§ Exercise details: What is needed is the number of lines in the data below that include "Formatvorlagen", stated by itself.

Items listed in a dataset

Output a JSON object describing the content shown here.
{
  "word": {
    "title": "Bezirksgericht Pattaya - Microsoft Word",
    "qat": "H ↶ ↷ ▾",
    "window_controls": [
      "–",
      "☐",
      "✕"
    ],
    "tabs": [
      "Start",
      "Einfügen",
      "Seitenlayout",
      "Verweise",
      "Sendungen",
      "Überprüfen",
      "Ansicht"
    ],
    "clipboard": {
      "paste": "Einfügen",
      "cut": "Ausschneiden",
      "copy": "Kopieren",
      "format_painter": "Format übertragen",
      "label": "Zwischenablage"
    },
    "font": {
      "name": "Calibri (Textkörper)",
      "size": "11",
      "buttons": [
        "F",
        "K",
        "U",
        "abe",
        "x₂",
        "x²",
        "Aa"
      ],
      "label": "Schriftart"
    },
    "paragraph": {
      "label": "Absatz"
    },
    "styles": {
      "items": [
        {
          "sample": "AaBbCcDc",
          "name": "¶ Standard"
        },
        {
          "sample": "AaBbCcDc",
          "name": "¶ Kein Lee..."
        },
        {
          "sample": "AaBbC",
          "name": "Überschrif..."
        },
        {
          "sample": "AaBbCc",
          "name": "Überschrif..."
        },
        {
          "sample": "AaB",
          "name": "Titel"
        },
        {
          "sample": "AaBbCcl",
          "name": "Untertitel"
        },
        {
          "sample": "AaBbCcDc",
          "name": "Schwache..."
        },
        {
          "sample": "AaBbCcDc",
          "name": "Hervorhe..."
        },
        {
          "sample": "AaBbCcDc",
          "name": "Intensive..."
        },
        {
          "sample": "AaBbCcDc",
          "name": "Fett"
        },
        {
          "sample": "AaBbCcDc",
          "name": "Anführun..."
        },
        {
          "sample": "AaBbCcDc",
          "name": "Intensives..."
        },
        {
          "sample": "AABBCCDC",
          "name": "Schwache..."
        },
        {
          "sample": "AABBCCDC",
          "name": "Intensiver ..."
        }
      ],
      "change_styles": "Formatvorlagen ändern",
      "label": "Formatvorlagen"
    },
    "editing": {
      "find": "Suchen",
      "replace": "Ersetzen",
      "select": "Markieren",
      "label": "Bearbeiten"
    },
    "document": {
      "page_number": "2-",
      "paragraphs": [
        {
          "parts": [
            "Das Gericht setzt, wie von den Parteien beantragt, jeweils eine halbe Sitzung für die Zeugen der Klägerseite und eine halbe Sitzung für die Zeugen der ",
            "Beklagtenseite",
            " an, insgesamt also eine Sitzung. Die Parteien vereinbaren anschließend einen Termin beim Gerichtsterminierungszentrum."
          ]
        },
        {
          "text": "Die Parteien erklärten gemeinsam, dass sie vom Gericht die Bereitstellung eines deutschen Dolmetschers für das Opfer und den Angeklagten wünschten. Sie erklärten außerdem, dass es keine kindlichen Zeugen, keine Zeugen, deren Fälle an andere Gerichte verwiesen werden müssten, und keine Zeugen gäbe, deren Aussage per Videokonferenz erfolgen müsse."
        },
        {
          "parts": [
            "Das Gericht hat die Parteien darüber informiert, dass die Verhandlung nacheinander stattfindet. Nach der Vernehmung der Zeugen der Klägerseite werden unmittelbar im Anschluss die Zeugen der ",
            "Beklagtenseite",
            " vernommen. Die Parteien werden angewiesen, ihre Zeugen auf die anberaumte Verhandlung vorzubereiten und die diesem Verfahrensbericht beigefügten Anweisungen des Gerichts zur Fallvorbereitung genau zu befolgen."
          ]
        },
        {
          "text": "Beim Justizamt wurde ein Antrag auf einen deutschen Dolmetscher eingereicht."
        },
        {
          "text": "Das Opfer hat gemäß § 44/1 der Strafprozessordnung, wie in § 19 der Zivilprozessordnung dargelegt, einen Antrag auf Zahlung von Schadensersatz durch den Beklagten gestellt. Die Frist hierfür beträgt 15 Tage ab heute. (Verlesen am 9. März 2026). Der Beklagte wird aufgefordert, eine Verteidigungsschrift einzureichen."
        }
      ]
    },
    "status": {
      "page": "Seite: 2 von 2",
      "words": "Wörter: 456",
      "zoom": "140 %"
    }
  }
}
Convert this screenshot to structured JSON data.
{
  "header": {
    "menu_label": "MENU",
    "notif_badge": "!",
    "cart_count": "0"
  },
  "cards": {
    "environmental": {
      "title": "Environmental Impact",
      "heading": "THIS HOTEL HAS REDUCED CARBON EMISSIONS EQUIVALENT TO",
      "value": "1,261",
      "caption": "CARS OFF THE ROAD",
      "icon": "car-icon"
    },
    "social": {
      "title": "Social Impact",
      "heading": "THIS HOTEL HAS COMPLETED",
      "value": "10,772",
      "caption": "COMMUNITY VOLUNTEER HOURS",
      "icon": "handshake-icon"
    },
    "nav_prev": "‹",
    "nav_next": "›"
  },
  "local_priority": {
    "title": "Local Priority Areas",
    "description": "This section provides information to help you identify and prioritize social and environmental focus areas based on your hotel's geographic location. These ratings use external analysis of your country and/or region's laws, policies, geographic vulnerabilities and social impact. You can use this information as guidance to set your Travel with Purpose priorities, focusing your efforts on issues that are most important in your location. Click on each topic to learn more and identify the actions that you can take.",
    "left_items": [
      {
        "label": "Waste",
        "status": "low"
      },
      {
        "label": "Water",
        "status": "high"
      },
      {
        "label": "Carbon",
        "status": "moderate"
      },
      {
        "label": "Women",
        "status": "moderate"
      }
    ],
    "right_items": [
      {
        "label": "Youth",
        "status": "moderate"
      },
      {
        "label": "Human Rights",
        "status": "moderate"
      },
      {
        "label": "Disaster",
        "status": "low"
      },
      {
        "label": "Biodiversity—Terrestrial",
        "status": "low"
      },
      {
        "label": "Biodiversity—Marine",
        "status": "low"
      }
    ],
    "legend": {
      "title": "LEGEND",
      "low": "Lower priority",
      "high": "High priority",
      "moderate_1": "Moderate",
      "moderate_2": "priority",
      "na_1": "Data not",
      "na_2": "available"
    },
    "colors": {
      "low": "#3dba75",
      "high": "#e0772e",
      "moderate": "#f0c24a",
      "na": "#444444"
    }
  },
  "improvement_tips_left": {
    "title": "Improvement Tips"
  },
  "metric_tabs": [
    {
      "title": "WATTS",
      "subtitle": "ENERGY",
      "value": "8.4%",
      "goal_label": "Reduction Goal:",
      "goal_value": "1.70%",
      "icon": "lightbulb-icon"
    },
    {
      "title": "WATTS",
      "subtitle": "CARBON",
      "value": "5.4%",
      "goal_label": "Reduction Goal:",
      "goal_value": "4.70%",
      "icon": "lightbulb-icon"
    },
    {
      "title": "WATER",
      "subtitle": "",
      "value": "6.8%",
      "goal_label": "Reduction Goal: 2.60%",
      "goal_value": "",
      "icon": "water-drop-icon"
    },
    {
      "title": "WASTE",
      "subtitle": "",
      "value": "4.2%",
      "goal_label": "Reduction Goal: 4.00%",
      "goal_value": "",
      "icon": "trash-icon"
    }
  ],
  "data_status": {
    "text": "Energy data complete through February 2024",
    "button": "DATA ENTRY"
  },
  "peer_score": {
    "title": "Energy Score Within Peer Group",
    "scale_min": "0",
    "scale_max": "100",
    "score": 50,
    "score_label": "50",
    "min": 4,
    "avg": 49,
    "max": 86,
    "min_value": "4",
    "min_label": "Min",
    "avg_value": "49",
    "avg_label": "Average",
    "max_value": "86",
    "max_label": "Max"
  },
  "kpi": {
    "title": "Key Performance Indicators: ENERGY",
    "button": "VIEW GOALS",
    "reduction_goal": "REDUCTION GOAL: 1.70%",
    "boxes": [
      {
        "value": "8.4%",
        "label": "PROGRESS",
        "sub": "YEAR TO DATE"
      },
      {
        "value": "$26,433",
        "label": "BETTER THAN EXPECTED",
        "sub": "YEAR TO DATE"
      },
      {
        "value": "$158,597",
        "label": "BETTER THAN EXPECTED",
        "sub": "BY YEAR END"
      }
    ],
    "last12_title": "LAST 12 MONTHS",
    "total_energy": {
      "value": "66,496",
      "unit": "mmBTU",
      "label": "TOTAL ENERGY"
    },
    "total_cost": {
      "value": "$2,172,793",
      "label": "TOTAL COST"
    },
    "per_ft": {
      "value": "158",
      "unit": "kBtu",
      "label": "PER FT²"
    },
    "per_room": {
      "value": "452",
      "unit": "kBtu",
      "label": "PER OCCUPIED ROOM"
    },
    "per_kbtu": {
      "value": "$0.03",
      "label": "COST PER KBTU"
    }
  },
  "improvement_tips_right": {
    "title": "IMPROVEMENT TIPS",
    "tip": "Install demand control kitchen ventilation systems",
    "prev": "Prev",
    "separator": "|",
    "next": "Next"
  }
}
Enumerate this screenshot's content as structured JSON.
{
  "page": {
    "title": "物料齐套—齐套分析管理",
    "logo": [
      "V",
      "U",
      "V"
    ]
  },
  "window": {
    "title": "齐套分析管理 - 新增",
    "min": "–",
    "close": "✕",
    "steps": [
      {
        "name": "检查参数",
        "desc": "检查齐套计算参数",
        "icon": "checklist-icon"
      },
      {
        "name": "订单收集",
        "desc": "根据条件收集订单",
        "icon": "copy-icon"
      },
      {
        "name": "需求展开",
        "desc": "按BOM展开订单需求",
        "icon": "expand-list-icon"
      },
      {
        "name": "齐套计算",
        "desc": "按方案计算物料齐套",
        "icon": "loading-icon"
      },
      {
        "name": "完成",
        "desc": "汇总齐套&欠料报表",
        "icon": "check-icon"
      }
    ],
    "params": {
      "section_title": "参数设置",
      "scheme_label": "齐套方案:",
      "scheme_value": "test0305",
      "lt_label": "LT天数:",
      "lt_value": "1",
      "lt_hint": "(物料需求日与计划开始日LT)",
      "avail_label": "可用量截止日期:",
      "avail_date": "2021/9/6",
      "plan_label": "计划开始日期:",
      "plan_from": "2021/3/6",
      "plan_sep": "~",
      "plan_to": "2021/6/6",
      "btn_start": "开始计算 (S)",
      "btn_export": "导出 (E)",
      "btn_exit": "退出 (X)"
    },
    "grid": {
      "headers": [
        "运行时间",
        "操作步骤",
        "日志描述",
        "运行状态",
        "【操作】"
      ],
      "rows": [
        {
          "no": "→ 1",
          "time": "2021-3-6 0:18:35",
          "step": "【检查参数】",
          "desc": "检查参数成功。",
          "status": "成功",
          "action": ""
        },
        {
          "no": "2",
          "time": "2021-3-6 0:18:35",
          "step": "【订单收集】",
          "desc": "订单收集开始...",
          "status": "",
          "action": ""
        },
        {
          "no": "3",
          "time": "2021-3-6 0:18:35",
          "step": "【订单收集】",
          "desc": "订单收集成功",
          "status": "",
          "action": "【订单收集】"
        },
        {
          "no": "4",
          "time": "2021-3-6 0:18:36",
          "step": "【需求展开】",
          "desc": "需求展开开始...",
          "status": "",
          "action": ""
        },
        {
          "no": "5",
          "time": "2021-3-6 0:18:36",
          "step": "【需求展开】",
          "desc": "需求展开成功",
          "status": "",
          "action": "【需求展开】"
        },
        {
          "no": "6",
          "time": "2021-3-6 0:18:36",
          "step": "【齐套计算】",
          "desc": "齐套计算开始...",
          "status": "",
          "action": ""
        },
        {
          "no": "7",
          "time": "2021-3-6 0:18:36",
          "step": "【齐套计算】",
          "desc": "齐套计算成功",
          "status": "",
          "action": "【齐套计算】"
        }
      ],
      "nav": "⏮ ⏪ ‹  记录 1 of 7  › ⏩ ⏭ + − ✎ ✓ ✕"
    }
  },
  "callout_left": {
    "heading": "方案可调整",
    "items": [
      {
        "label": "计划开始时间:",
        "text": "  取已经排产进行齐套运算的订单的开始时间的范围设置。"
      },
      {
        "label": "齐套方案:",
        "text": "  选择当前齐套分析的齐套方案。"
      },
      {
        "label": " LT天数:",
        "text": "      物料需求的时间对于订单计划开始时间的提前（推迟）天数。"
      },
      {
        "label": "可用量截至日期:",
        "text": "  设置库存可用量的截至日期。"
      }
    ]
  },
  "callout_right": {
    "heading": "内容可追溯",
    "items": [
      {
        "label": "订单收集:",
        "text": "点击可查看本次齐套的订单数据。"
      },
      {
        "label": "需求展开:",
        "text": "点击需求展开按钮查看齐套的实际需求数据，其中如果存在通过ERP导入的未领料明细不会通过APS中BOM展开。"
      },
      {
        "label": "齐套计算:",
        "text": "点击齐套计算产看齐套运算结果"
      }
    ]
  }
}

§ Expected answer: 2